[What you will do]
Figure out the number of lines in the entries that hold the string "label", then give that number and nothing else.

[The data]
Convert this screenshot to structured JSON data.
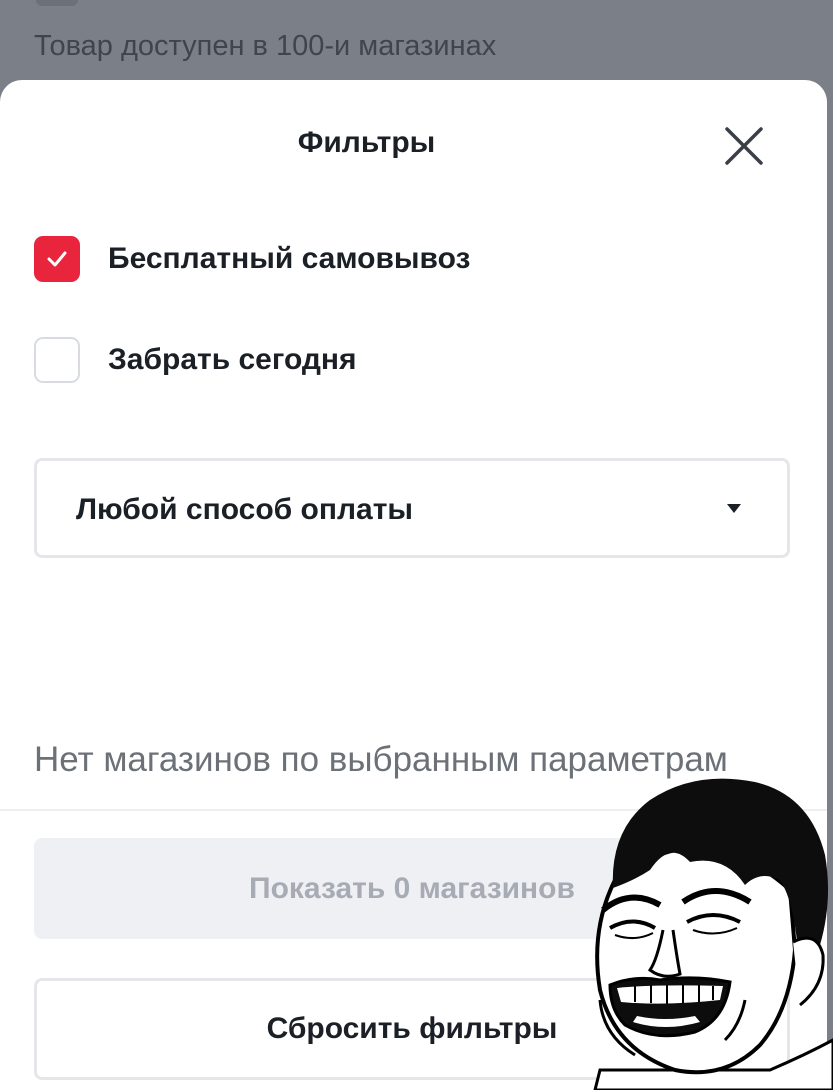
{
  "background": {
    "text": "Товар доступен в 100-и магазинах"
  },
  "sheet": {
    "title": "Фильтры",
    "close_icon": "close-icon",
    "filters": [
      {
        "label": "Бесплатный самовывоз",
        "checked": true
      },
      {
        "label": "Забрать сегодня",
        "checked": false
      }
    ],
    "payment_select": {
      "value": "Любой способ оплаты",
      "icon": "triangle-down-icon"
    },
    "empty_message": "Нет магазинов по выбранным параметрам",
    "show_button": {
      "label": "Показать 0 магазинов",
      "disabled": true
    },
    "reset_button": {
      "label": "Сбросить фильтры"
    }
  },
  "colors": {
    "accent": "#e8253c",
    "overlay": "#7b8088",
    "text": "#1b1f26",
    "muted_text": "#6c7178",
    "disabled_bg": "#eef0f4",
    "disabled_text": "#a7abb3"
  },
  "overlay_image": "laughing-meme-face"
}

[Solved exercise]
4